Interior Secretary Ryan Zinke didn't need another controversy that cast him in an unflattering light, but now that he's been caught violating federal policies again, one of the most scandal-plagued members of Donald Trump's cabinet is the subject of another round of critical headlines.
Politico reported overnight:
Interior Secretary Ryan Zinke sought to skirt or alter department policies to justify his taxpayer-funded trips with his wife, the agency's inspector general said in the latest critical report on travel practices by President Donald Trump's Cabinet members.Zinke's maneuvers included pressing Interior staffers to research whether his wife, Lola, could become a volunteer at the agency, a move the employees said was designed to enable her to travel with him at taxpayer expense, according to a report obtained by POLITICO that the inspector general's office will release next week. It said he also violated Interior policy by have her travel with him in federal vehicles.
Taken in isolation, this may seem like a fairly minor transgression. If Zinke's record were otherwise spotless, and there were no other concerns about his record on ethics, it might be easier to overlook these revelations.
But as regular readers know, the Interior secretary's record is most certainly not otherwise spotless.
Recent revelations about the Halliburton mess, for example, have already sparked an investigation. But there's a lot more where that came from.
In just one week in April, for example, we learned that the Interior secretary made repeated false claims about being a geologist; his department relied on “a top energy industry lobbyist to help draft a list of potential regulatory rollbacks”; and his department inspector general concluded that Zinke “failed to disclose relevant information to ethics officials when he traveled to Las Vegas to speak to the Golden Knights hockey team last year … including the fact that one of his biggest campaign donors owned the team.”
But that was just the start. Those revelations followed a report from two weeks prior in which we learned the FEC is asking a leadership PAC previously affiliated with Zinke “to account for more than $600,000 of previously unreported contributions from the first six months of 2017.” The same day, TPM reported that a third of the senior Interior Department career officials reassigned under Zinke in a major agency reshuffling “are Native American, even though Native Americans make up less than 10 percent of the Department’s workforce.”

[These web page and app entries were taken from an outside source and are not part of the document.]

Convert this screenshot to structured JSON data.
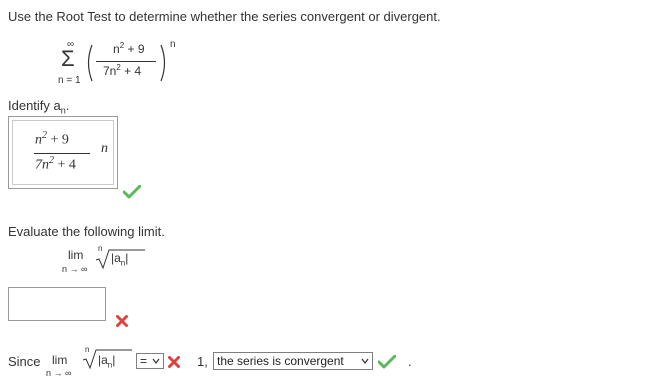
{
  "question": {
    "prompt": "Use the Root Test to determine whether the series convergent or divergent.",
    "series": {
      "sigma": "Σ",
      "upper_limit": "∞",
      "lower_limit": "n = 1",
      "numerator": "n",
      "numerator_exp": "2",
      "numerator_rest": " + 9",
      "denominator": "7n",
      "denominator_exp": "2",
      "denominator_rest": " + 4",
      "outer_exp": "n"
    }
  },
  "identify": {
    "label": "Identify a",
    "label_sub": "n",
    "label_end": ".",
    "answer": {
      "num_n": "n",
      "num_exp": "2",
      "num_rest": " + 9",
      "den_n": "7n",
      "den_exp": "2",
      "den_rest": " + 4",
      "trailing": "n"
    },
    "status": "correct"
  },
  "evaluate": {
    "label": "Evaluate the following limit.",
    "lim": "lim",
    "lim_sub": "n → ∞",
    "root_index": "n",
    "abs_expr": "|a",
    "abs_sub": "n",
    "abs_end": "|",
    "input_value": "",
    "status": "incorrect"
  },
  "since": {
    "label": "Since",
    "lim": "lim",
    "lim_sub": "n → ∞",
    "root_index": "n",
    "abs_expr": "|a",
    "abs_sub": "n",
    "abs_end": "|",
    "relation_select": "=",
    "relation_status": "incorrect",
    "value": "1,",
    "conclusion_select": "the series is convergent",
    "conclusion_status": "correct",
    "end": "."
  },
  "colors": {
    "text": "#333333",
    "correct": "#5cb85c",
    "incorrect": "#e0413e",
    "border": "#9a9a9a"
  }
}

And those are just the controversies from the early spring. As we discussed a while back, there are questions about the cabinet secretary’s controversial travel habits. And his alleged intimidation tactics against Republican senators during the health care fight. And the investigation into whether he reassigned an Interior scientist who disclosed how climate change affects Alaska Native communities.
There are the resignations at the National Park System Advisory Board. And his sweetheart deal for Florida on coastal oil drilling. And the story about Zinke mistakenly using wildfire preparedness funds to pay for one of the secretary’s unrelated helicopter tours. And the story about his previously undisclosed shares in a gun company.
There have also been questions about Zinke’s wife saddling department staffers with extra work. In February, two scientists resigned from Interior after Zinke demanded confidential energy data. Around the same time, a pair of casino-owning American Indian tribes accused Zinke “of illegally blocking their plans to expand operations in Connecticut – a delay that stands to benefit politically connected gambling giant MGM Resorts International.”
There’s also that weird flag story. And the story about his unusually expensive door. And questions about undisclosed meetings on his official calendar. And for all I know, there are other stories related to Zinke that haven’t crossed my radar.
In a normal administration, it's hard to imagine him remaining in a president's cabinet facing a list of controversies this long. Donald Trump's tolerance for suspected scandals, however, is not normal.